In the listing below, the lines starting with the line with "Enumerate this screenshot's" and going on through the line with "Parse this screenshot: output" are to be reproduced exactly, and only those.

-------------------------

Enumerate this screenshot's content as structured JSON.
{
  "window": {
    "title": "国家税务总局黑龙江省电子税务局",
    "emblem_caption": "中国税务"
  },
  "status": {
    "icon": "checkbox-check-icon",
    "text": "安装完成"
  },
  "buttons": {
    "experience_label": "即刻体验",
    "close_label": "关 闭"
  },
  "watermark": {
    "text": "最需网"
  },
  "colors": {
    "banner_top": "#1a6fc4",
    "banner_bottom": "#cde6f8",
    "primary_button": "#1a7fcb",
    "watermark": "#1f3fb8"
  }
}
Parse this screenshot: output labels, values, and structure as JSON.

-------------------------

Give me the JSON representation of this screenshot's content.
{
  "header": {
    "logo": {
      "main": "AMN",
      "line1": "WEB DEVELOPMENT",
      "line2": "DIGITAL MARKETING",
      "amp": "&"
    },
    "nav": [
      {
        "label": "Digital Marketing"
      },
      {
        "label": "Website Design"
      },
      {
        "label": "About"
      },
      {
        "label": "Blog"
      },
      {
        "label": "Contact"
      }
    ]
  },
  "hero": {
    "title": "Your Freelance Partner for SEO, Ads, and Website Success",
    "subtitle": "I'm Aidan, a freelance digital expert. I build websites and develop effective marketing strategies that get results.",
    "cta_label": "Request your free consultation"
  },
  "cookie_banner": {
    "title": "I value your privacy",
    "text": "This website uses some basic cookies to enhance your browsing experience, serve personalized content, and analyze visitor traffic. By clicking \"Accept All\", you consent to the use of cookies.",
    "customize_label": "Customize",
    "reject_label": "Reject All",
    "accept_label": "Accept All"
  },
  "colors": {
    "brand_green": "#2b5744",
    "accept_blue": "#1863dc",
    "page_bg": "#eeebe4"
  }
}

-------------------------

YOUR RESPONSE —
Enumerate this screenshot's content as structured JSON.
{
  "window": {
    "title": "国家税务总局黑龙江省电子税务局",
    "emblem_caption": "中国税务"
  },
  "status": {
    "icon": "checkbox-check-icon",
    "text": "安装完成"
  },
  "buttons": {
    "experience_label": "即刻体验",
    "close_label": "关 闭"
  },
  "watermark": {
    "text": "最需网"
  },
  "colors": {
    "banner_top": "#1a6fc4",
    "banner_bottom": "#cde6f8",
    "primary_button": "#1a7fcb",
    "watermark": "#1f3fb8"
  }
}
Parse this screenshot: output labels, values, and structure as JSON.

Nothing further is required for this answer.